What are you reading? 2017/1
Oryx and Crake
by Margaret Atwood
My favourite book of all time is titled ‘Oryx and Crake’, written by the renowned Canadian author Margaret Atwood.
The book tells the story of Snowman, a decrepit hermit who lives with a colony of purring, green-skinned beings he calls the Crakers. Weaving through flashbacks, Snowman explains how his post-apocalyptic world came to be.
Atwood’s novel, first published in 2003, is well researched. Some of the scientific advancements predicted in the novel have even come to fruition to some degree, including lab-grown organ farms and spider-goats. The novel critically examines the ethics and boundaries of genetic modifications and pharmaceutical interventions. The world Atwood creates is futuristic and sometimes improbable, yet every day we seem closer and closer to it. Atwood is often noted for her strong feminist messages in novels such as ‘The Handmaid’s Tale’. This novel, too, comments on issues around gender, sexuality and pornography. Therefore, it is not a recommended read for younger students. Dystopian literature is worth reading because it gives us pause and makes us question where our choices lead.
Ashley Davidson, secondary school teacher for English Literature at the Phorms Campus Hamburg
The Land of Stories - The Wishing Spell: Book 1
by Chris Colfer

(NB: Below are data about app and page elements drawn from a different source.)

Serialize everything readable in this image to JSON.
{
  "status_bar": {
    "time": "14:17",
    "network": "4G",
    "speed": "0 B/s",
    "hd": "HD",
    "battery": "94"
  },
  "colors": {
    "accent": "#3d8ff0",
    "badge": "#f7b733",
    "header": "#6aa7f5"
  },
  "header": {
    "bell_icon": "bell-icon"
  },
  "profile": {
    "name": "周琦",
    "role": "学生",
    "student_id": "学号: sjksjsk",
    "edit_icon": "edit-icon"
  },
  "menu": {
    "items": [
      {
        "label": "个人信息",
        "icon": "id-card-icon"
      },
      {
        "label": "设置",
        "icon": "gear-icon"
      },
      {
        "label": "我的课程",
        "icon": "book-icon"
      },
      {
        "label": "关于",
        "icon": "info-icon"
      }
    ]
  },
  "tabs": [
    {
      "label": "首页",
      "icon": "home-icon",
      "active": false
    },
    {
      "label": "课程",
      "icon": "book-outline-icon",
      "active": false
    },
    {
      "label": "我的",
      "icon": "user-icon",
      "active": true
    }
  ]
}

I’m a little bookworm and I really like reading. My absolute favourite books are the Harry Potter series. I’ve read them all. My mum and I brought back ‘The Land of Stories’ from our last trip to America. It was recommended to me there because I like Harry Potter so much. The book is about two twins, Alex and Conner (a girl and a boy), whose Grandma gives them a book for their birthday. They soon realise that the book is special. The book magically transports them to another world – the world of fairy tales. There they meet lots of well-known fairytale characters and end up on an exciting quest to find eight things that will activate the ‘wishing spell’ so that they can go home. They get to experience a lot of exciting adventures along the way – in the mines of the seven dwarves, Cinderella’s castle, Rapunzel’s tower and lots of other places! I think this book is great, it’s about magic, fairy tales and two siblings who have lots of adventures. It’s a really brilliant book and I can't wait for the sequel.

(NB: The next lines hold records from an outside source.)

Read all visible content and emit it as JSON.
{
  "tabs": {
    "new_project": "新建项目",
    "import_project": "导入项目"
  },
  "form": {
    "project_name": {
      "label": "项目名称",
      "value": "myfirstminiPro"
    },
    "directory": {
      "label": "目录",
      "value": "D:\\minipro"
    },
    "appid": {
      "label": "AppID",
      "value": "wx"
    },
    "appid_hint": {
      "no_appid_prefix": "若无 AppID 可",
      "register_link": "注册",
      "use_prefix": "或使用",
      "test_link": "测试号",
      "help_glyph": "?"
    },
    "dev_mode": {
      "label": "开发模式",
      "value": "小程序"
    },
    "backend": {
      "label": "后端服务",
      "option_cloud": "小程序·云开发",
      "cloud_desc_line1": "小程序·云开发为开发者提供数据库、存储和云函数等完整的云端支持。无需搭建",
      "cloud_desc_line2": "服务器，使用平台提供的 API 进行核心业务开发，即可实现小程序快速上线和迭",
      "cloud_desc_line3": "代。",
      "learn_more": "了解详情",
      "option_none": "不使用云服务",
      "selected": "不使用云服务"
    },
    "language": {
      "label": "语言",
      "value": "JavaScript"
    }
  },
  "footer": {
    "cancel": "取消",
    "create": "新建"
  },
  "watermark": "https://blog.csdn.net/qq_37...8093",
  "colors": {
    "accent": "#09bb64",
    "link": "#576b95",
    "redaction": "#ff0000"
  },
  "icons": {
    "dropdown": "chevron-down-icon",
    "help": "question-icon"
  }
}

Noah, seven years old, year 2 at the Phorms Campus Berlin Süd
Big Magic: Creative Living Beyond Fear
by Elizabeth Gilbert
I am currently reading ‘Big Magic’* by Elizabeth Gilbert, who is well known for her bestseller ‘Eat, Pray, Love’, which was written almost a decade ago.

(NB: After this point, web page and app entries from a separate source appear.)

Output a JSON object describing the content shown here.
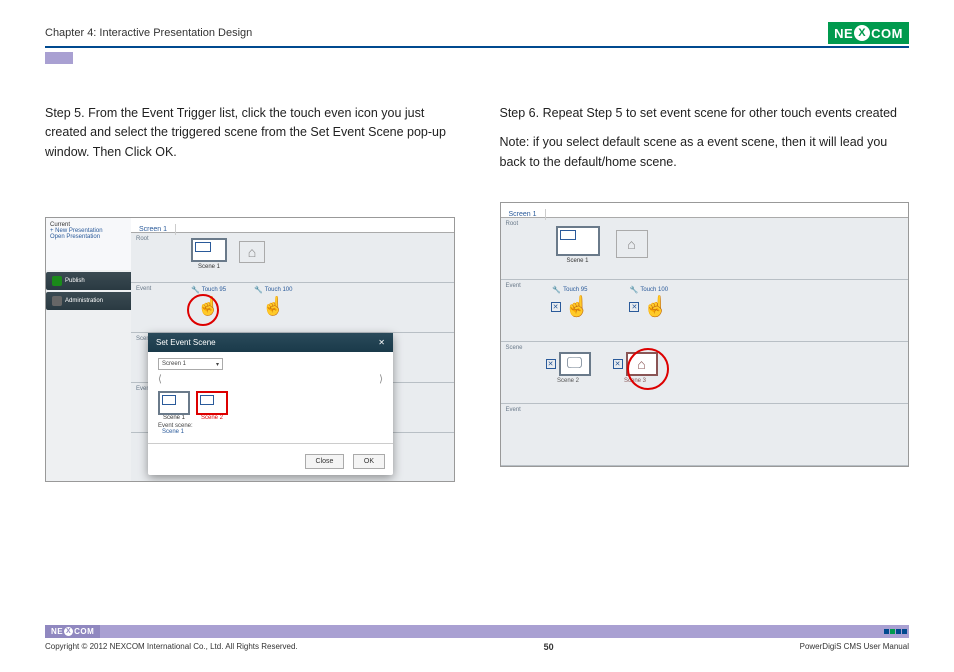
{
  "header": {
    "chapter": "Chapter 4: Interactive Presentation Design",
    "logo_left": "NE",
    "logo_x": "X",
    "logo_right": "COM"
  },
  "step5": {
    "text": "Step 5. From the Event Trigger list, click the touch even icon you just created and select the triggered scene from the Set Event Scene pop-up window. Then Click OK."
  },
  "step6": {
    "text": "Step 6. Repeat Step 5 to set event scene for other touch events created",
    "note": "Note: if you select default scene as a event scene, then it will lead you back to the default/home scene."
  },
  "left_shot": {
    "sidebar": {
      "current": "Current",
      "new_pres": "+ New Presentation",
      "open_pres": "Open Presentation",
      "publish": "Publish",
      "admin": "Administration"
    },
    "tab": "Screen 1",
    "rows": {
      "root": "Root",
      "event": "Event",
      "scene": "Scene",
      "event2": "Event"
    },
    "scene1": "Scene 1",
    "touch_a": "Touch 95",
    "touch_b": "Touch 100",
    "popup": {
      "title": "Set Event Scene",
      "dropdown": "Screen 1",
      "scene1": "Scene 1",
      "scene2": "Scene 2",
      "event_scene_label": "Event scene:",
      "event_scene_value": "Scene 1",
      "close": "Close",
      "ok": "OK"
    }
  },
  "right_shot": {
    "tab": "Screen 1",
    "rows": {
      "root": "Root",
      "event": "Event",
      "scene": "Scene",
      "event2": "Event"
    },
    "scene1": "Scene 1",
    "touch_a": "Touch 95",
    "touch_b": "Touch 100",
    "scene2": "Scene 2",
    "scene3": "Scene 3"
  },
  "footer": {
    "logo_left": "NE",
    "logo_x": "X",
    "logo_right": "COM",
    "copyright": "Copyright © 2012 NEXCOM International Co., Ltd. All Rights Reserved.",
    "page_number": "50",
    "manual": "PowerDigiS CMS User Manual"
  }
}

In her latest book Elizabeth Gilbert encourages the reader to live a creative life which does not necessarily mean ‘pursuing a life that is professionally or exclusively devoted to the arts.’ This could mean anything from raising goats, figure skating to drawing or writing. She believes creativity is inside all of us and she says living a creative life is living a satisfying life – it is about being passionate. Gilbert encourages us to live a life through curiosity, not fear, led by creativity. She is giving advice on setting your own agenda, overcoming self-doubt and avoiding perfectionism. ‘Big Magic’ is a celebration of creativity. It is inspirational, honest, has wit and humour and is easy to read for everyone who wants to stay hungry, dedicated and passionate on their creative journey, despite the odds.
I love that book and I personally enjoy living the creative journey and it makes me always happy to meet people who live a creative life as well.
*Read in German
Maike Thoma, whose children are in years 4 and 7 at the Phorms Taunus Campus